Document Type


Degree Name

Bachelor of Science in Agricultural, Food and Life Sciences

Degree Level



Crop, Soil and Environmental Sciences


Wood, Lisa S.

Committee Member/Reader

Savin, Mary

Committee Member/Second Reader

Popp, Jennie

Committee Member/Third Reader

Whitehead, Isabel


The original purpose of this study was to investigate differences in carbon footprints of school lunches by comparing a school in Arkansas, USA, and a school in Belize. Due to complications imposed by the COVID-19 pandemic, the purpose was revised to gathering preliminary data about the school lunch program at a school in Northwest Arkansas; data were to be used to estimate CO2-equivalent emissions for cafeteria energy use, meal ingredients from the two most popular meals served, and food transportation at the last point in the supply chain (food service delivery to school). This study highlights the intersection of food systems and climate change. As the effects of climate change worsen, it is important to consider ways to reduce emissions in a variety of sectors, including the food sector, to reduce future effects of anthropogenic climate change and reduce risks related to food security. The study investigated the kg CO2-eq emissions of two popular meals served based on interviews conducted with cafeteria staff in a selected school in Northwest Arkansas. The methodology section outlines suggested data collection for when researchers can visit Belize to complete the study and describes methods for estimating CO2-eq values for different aspects of meal preparation and the supply chain. The absence of specific information for certain foods or distributors made it difficult to draw conclusions in some cases. Estimates from the study show the overall CO2-eq for the “beefy nachos” meal to be much greater than the chicken tender meal, likely due to the larger carbon footprints of beef and cheese production compared to chicken and potatoes. Energy use estimates to prepare each meal were small relative to the estimated overall carbon footprint of each meal. Most of the carbon footprint related to the production of the food itself. To perform more detailed calculations in the future, it is recommended that data collection be conducted on site for both schools, and for researchers to use programs such as SimaPro or OpenLCA to find more specific data values to perform calculations.
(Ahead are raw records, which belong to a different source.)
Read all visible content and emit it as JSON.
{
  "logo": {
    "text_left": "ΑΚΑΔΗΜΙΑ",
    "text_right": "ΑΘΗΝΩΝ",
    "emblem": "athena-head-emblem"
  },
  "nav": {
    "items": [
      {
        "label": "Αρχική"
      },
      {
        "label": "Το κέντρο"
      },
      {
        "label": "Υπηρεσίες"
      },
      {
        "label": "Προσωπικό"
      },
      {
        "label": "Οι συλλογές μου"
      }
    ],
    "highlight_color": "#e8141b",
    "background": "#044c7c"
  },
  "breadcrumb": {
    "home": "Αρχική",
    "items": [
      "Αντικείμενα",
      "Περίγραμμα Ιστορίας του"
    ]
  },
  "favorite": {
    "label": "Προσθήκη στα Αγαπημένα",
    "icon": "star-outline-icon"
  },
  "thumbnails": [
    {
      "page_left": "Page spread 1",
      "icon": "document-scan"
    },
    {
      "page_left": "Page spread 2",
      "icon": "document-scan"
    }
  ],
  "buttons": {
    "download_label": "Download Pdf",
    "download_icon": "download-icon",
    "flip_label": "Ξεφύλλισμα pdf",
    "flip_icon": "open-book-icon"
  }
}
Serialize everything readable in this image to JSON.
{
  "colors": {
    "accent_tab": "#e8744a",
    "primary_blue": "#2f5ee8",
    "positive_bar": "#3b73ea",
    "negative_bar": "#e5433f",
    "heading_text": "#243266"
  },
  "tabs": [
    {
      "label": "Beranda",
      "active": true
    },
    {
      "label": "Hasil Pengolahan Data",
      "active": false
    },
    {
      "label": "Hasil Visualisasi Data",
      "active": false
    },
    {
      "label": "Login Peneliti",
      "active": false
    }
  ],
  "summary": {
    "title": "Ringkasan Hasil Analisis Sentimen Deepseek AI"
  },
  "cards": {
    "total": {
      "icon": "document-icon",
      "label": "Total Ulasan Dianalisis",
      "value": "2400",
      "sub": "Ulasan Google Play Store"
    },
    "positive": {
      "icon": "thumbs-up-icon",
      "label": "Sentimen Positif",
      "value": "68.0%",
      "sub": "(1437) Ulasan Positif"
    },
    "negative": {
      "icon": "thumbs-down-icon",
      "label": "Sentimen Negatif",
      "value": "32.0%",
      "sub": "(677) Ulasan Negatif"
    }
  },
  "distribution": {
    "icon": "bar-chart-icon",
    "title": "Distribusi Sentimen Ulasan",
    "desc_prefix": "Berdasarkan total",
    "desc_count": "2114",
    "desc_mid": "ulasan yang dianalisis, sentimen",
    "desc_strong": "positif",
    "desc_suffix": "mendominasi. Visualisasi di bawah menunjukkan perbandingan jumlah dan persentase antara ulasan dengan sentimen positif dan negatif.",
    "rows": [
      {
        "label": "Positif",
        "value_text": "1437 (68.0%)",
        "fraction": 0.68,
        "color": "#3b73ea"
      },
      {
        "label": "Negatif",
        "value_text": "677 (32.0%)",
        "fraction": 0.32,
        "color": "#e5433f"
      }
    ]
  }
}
Ultimately, this will allow for more accurate comparisons of lunches at both schools that will be beneficial in finding ways to reduce emissions of lunches where possible.


carbon footprint, emissions, food systems, climate change